Task prompt:
Repeat all the records, precisely as given.

Raw data:
■ ■ ■ ■ ■ ■ ■
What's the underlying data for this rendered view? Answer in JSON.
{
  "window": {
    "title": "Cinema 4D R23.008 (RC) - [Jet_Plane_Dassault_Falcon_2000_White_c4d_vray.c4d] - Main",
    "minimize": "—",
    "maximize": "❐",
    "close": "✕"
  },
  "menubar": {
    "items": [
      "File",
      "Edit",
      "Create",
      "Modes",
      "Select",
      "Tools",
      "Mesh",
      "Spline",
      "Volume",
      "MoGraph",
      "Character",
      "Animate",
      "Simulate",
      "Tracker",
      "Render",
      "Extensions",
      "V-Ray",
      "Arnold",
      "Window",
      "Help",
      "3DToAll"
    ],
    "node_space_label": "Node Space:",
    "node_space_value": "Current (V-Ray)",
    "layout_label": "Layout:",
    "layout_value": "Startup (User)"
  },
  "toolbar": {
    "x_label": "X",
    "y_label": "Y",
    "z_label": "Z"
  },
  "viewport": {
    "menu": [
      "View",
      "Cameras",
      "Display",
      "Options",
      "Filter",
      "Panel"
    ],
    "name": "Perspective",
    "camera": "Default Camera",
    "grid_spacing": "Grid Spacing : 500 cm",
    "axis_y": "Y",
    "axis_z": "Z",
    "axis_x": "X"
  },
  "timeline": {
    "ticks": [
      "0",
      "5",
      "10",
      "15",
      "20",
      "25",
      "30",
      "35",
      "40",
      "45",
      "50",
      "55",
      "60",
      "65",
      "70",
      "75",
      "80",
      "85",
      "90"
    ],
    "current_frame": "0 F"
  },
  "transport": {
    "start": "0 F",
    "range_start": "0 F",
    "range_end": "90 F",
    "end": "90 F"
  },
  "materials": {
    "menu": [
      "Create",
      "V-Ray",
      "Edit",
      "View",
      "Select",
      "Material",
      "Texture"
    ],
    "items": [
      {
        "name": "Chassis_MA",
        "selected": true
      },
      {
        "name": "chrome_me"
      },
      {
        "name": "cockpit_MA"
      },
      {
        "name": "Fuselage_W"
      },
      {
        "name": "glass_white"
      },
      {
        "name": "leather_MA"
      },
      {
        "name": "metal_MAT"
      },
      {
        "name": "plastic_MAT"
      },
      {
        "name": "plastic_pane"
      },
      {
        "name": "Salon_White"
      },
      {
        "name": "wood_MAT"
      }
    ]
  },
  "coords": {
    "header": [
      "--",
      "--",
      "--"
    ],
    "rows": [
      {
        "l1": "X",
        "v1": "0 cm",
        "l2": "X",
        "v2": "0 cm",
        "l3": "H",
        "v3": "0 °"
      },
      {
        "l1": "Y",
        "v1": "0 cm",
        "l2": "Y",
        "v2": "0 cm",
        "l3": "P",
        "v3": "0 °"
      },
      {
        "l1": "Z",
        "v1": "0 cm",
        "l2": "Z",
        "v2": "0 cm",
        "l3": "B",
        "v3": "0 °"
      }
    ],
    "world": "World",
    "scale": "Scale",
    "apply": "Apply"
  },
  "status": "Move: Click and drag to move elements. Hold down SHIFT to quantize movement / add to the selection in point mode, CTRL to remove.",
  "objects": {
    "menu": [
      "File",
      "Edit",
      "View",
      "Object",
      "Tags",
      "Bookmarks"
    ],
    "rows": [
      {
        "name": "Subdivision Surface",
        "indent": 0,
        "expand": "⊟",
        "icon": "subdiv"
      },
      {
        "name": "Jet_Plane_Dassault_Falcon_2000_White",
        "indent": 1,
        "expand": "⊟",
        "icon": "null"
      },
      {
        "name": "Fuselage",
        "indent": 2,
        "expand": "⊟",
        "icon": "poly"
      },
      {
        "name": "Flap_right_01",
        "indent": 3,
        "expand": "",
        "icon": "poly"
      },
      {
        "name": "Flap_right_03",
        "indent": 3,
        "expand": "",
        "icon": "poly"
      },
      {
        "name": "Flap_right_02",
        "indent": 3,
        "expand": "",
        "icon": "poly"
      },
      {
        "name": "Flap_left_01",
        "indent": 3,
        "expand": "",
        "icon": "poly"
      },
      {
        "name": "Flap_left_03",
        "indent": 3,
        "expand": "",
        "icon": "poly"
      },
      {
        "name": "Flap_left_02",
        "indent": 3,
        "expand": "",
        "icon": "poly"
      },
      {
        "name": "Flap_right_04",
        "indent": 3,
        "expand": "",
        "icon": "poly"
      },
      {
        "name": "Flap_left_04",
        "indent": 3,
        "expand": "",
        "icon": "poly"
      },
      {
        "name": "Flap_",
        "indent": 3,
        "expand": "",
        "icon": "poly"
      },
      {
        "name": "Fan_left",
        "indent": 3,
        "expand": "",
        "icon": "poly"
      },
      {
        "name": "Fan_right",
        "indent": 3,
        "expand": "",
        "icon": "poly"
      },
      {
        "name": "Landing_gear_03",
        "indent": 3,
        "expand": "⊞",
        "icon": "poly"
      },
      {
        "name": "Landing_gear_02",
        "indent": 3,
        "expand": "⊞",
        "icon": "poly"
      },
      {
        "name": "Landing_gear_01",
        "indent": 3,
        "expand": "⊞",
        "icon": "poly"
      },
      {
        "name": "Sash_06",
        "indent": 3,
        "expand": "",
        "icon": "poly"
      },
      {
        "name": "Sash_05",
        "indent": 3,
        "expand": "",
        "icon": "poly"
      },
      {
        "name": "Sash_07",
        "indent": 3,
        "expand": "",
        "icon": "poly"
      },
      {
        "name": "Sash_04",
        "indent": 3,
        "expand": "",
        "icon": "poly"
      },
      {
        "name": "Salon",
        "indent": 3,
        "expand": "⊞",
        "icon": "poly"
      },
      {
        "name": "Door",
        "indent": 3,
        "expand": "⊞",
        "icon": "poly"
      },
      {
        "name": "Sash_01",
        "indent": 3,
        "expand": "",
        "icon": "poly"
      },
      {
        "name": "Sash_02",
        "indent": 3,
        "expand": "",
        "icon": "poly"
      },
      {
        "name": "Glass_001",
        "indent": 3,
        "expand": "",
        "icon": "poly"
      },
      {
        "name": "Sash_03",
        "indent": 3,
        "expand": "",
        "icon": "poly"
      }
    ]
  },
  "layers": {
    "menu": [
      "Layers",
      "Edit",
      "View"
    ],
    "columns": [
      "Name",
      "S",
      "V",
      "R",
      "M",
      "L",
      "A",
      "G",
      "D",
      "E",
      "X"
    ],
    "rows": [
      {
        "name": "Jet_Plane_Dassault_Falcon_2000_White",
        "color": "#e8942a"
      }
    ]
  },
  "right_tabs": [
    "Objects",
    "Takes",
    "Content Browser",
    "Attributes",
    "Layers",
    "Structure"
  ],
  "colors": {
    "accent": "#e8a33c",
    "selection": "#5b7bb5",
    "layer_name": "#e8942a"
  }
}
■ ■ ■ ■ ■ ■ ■
Task result:
What's the underlying data for this rendered view? Answer in JSON.
{
  "window": {
    "title": "Cinema 4D R23.008 (RC) - [Jet_Plane_Dassault_Falcon_2000_White_c4d_vray.c4d] - Main",
    "minimize": "—",
    "maximize": "❐",
    "close": "✕"
  },
  "menubar": {
    "items": [
      "File",
      "Edit",
      "Create",
      "Modes",
      "Select",
      "Tools",
      "Mesh",
      "Spline",
      "Volume",
      "MoGraph",
      "Character",
      "Animate",
      "Simulate",
      "Tracker",
      "Render",
      "Extensions",
      "V-Ray",
      "Arnold",
      "Window",
      "Help",
      "3DToAll"
    ],
    "node_space_label": "Node Space:",
    "node_space_value": "Current (V-Ray)",
    "layout_label": "Layout:",
    "layout_value": "Startup (User)"
  },
  "toolbar": {
    "x_label": "X",
    "y_label": "Y",
    "z_label": "Z"
  },
  "viewport": {
    "menu": [
      "View",
      "Cameras",
      "Display",
      "Options",
      "Filter",
      "Panel"
    ],
    "name": "Perspective",
    "camera": "Default Camera",
    "grid_spacing": "Grid Spacing : 500 cm",
    "axis_y": "Y",
    "axis_z": "Z",
    "axis_x": "X"
  },
  "timeline": {
    "ticks": [
      "0",
      "5",
      "10",
      "15",
      "20",
      "25",
      "30",
      "35",
      "40",
      "45",
      "50",
      "55",
      "60",
      "65",
      "70",
      "75",
      "80",
      "85",
      "90"
    ],
    "current_frame": "0 F"
  },
  "transport": {
    "start": "0 F",
    "range_start": "0 F",
    "range_end": "90 F",
    "end": "90 F"
  },
  "materials": {
    "menu": [
      "Create",
      "V-Ray",
      "Edit",
      "View",
      "Select",
      "Material",
      "Texture"
    ],
    "items": [
      {
        "name": "Chassis_MA",
        "selected": true
      },
      {
        "name": "chrome_me"
      },
      {
        "name": "cockpit_MA"
      },
      {
        "name": "Fuselage_W"
      },
      {
        "name": "glass_white"
      },
      {
        "name": "leather_MA"
      },
      {
        "name": "metal_MAT"
      },
      {
        "name": "plastic_MAT"
      },
      {
        "name": "plastic_pane"
      },
      {
        "name": "Salon_White"
      },
      {
        "name": "wood_MAT"
      }
    ]
  },
  "coords": {
    "header": [
      "--",
      "--",
      "--"
    ],
    "rows": [
      {
        "l1": "X",
        "v1": "0 cm",
        "l2": "X",
        "v2": "0 cm",
        "l3": "H",
        "v3": "0 °"
      },
      {
        "l1": "Y",
        "v1": "0 cm",
        "l2": "Y",
        "v2": "0 cm",
        "l3": "P",
        "v3": "0 °"
      },
      {
        "l1": "Z",
        "v1": "0 cm",
        "l2": "Z",
        "v2": "0 cm",
        "l3": "B",
        "v3": "0 °"
      }
    ],
    "world": "World",
    "scale": "Scale",
    "apply": "Apply"
  },
  "status": "Move: Click and drag to move elements. Hold down SHIFT to quantize movement / add to the selection in point mode, CTRL to remove.",
  "objects": {
    "menu": [
      "File",
      "Edit",
      "View",
      "Object",
      "Tags",
      "Bookmarks"
    ],
    "rows": [
      {
        "name": "Subdivision Surface",
        "indent": 0,
        "expand": "⊟",
        "icon": "subdiv"
      },
      {
        "name": "Jet_Plane_Dassault_Falcon_2000_White",
        "indent": 1,
        "expand": "⊟",
        "icon": "null"
      },
      {
        "name": "Fuselage",
        "indent": 2,
        "expand": "⊟",
        "icon": "poly"
      },
      {
        "name": "Flap_right_01",
        "indent": 3,
        "expand": "",
        "icon": "poly"
      },
      {
        "name": "Flap_right_03",
        "indent": 3,
        "expand": "",
        "icon": "poly"
      },
      {
        "name": "Flap_right_02",
        "indent": 3,
        "expand": "",
        "icon": "poly"
      },
      {
        "name": "Flap_left_01",
        "indent": 3,
        "expand": "",
        "icon": "poly"
      },
      {
        "name": "Flap_left_03",
        "indent": 3,
        "expand": "",
        "icon": "poly"
      },
      {
        "name": "Flap_left_02",
        "indent": 3,
        "expand": "",
        "icon": "poly"
      },
      {
        "name": "Flap_right_04",
        "indent": 3,
        "expand": "",
        "icon": "poly"
      },
      {
        "name": "Flap_left_04",
        "indent": 3,
        "expand": "",
        "icon": "poly"
      },
      {
        "name": "Flap_",
        "indent": 3,
        "expand": "",
        "icon": "poly"
      },
      {
        "name": "Fan_left",
        "indent": 3,
        "expand": "",
        "icon": "poly"
      },
      {
        "name": "Fan_right",
        "indent": 3,
        "expand": "",
        "icon": "poly"
      },
      {
        "name": "Landing_gear_03",
        "indent": 3,
        "expand": "⊞",
        "icon": "poly"
      },
      {
        "name": "Landing_gear_02",
        "indent": 3,
        "expand": "⊞",
        "icon": "poly"
      },
      {
        "name": "Landing_gear_01",
        "indent": 3,
        "expand": "⊞",
        "icon": "poly"
      },
      {
        "name": "Sash_06",
        "indent": 3,
        "expand": "",
        "icon": "poly"
      },
      {
        "name": "Sash_05",
        "indent": 3,
        "expand": "",
        "icon": "poly"
      },
      {
        "name": "Sash_07",
        "indent": 3,
        "expand": "",
        "icon": "poly"
      },
      {
        "name": "Sash_04",
        "indent": 3,
        "expand": "",
        "icon": "poly"
      },
      {
        "name": "Salon",
        "indent": 3,
        "expand": "⊞",
        "icon": "poly"
      },
      {
        "name": "Door",
        "indent": 3,
        "expand": "⊞",
        "icon": "poly"
      },
      {
        "name": "Sash_01",
        "indent": 3,
        "expand": "",
        "icon": "poly"
      },
      {
        "name": "Sash_02",
        "indent": 3,
        "expand": "",
        "icon": "poly"
      },
      {
        "name": "Glass_001",
        "indent": 3,
        "expand": "",
        "icon": "poly"
      },
      {
        "name": "Sash_03",
        "indent": 3,
        "expand": "",
        "icon": "poly"
      }
    ]
  },
  "layers": {
    "menu": [
      "Layers",
      "Edit",
      "View"
    ],
    "columns": [
      "Name",
      "S",
      "V",
      "R",
      "M",
      "L",
      "A",
      "G",
      "D",
      "E",
      "X"
    ],
    "rows": [
      {
        "name": "Jet_Plane_Dassault_Falcon_2000_White",
        "color": "#e8942a"
      }
    ]
  },
  "right_tabs": [
    "Objects",
    "Takes",
    "Content Browser",
    "Attributes",
    "Layers",
    "Structure"
  ],
  "colors": {
    "accent": "#e8a33c",
    "selection": "#5b7bb5",
    "layer_name": "#e8942a"
  }
}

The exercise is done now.